Among the entries below, which lines include the string "Apply"? Show each one.

-- Data in this exercise follows --

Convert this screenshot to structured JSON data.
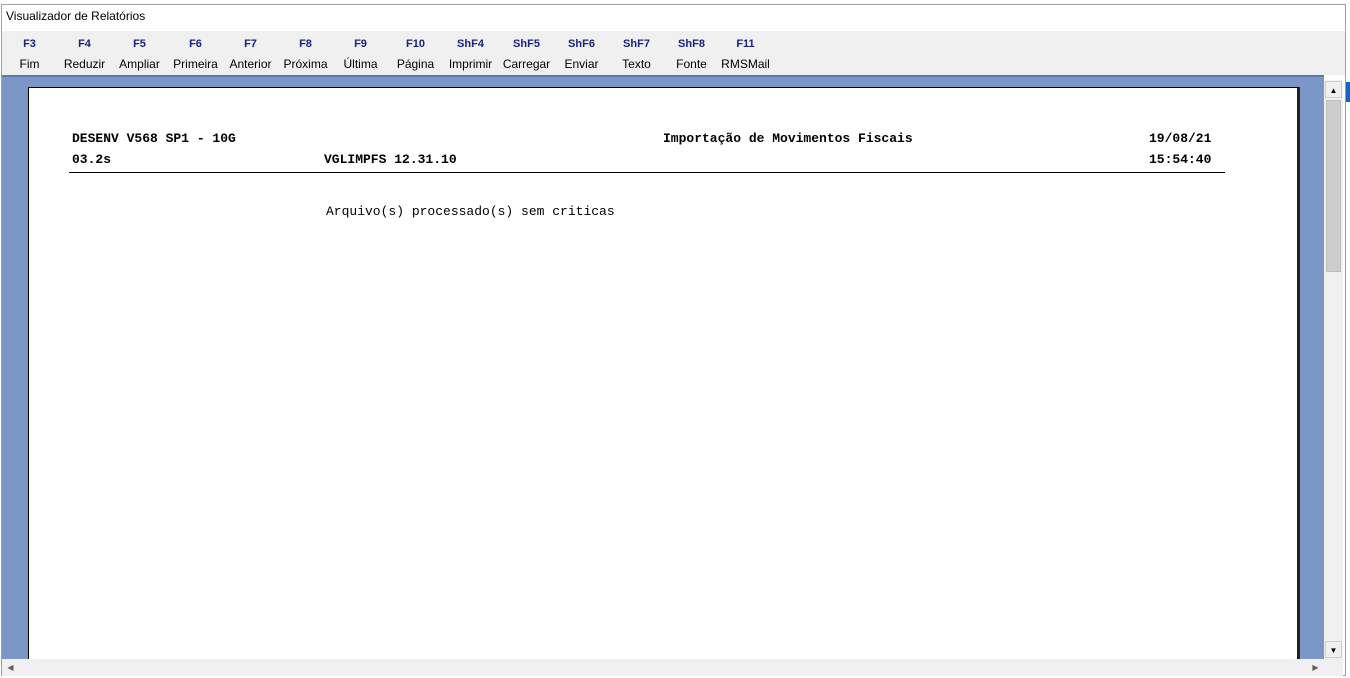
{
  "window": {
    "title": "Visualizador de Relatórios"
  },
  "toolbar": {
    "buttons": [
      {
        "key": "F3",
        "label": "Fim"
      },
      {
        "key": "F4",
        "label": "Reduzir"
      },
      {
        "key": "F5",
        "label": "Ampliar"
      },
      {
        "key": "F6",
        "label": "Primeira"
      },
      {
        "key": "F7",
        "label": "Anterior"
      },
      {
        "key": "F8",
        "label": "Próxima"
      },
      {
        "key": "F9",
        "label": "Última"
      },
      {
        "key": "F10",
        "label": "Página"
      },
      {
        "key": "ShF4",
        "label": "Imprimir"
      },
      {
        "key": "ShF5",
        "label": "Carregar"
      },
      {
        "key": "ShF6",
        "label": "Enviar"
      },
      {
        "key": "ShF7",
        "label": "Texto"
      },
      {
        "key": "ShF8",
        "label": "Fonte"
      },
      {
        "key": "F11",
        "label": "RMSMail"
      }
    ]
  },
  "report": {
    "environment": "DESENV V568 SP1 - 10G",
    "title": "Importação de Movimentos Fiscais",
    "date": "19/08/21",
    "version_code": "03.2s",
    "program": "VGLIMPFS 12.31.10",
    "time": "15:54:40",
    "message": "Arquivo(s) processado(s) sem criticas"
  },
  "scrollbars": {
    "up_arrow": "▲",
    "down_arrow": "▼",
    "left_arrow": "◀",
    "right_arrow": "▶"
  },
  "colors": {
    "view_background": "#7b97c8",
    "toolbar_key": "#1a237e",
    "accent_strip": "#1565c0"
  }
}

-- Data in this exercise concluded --
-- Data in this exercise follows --

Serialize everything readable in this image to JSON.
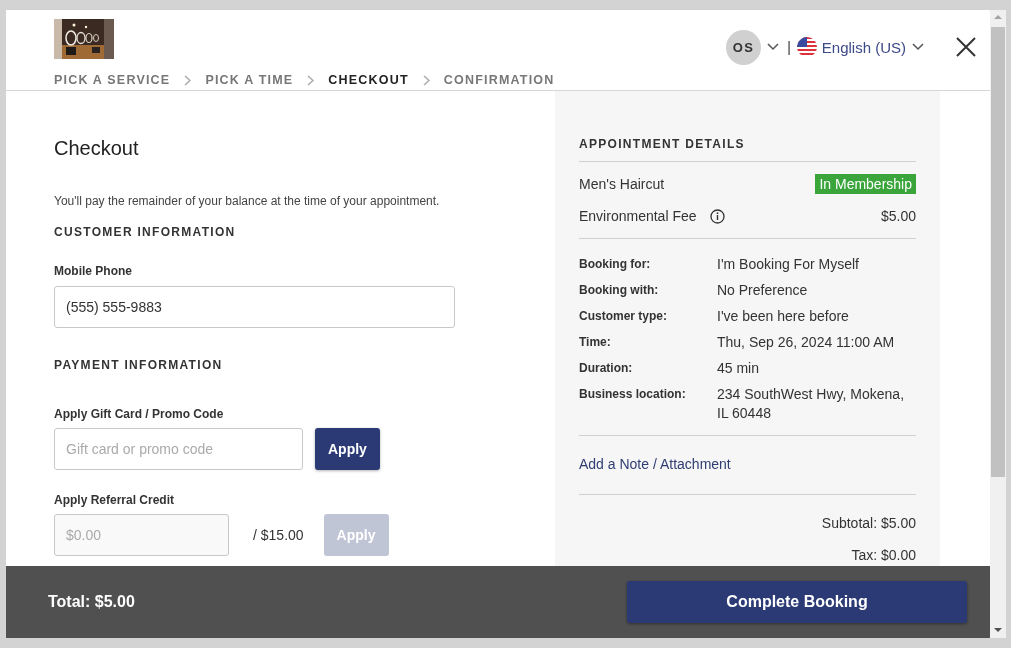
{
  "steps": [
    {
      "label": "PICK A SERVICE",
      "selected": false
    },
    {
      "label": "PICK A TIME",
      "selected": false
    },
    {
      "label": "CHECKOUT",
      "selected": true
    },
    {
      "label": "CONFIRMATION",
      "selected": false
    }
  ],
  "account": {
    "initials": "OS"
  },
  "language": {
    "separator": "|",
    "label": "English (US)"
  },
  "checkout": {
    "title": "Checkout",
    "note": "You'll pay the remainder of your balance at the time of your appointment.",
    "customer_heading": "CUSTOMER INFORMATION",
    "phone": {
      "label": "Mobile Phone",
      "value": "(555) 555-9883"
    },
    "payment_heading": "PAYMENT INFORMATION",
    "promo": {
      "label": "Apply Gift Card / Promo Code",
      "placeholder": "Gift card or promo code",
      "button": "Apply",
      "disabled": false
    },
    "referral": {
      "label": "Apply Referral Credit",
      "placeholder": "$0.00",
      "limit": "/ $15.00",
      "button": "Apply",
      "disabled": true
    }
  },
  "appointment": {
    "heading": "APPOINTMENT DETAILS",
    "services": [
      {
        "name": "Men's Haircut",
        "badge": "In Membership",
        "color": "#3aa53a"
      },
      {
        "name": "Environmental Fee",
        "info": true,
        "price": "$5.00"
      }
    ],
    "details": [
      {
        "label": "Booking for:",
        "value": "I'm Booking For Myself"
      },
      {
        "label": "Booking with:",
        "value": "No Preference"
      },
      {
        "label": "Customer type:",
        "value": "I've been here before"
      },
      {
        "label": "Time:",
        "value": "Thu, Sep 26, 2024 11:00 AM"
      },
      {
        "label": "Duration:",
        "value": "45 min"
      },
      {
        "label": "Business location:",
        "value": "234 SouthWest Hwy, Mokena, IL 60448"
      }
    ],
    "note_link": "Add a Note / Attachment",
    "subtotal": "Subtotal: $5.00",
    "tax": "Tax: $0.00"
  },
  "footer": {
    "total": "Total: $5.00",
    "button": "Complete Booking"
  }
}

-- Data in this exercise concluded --

- Reply to the task
      "label": "Apply Gift Card / Promo Code",
      "button": "Apply",
      "label": "Apply Referral Credit",
      "button": "Apply",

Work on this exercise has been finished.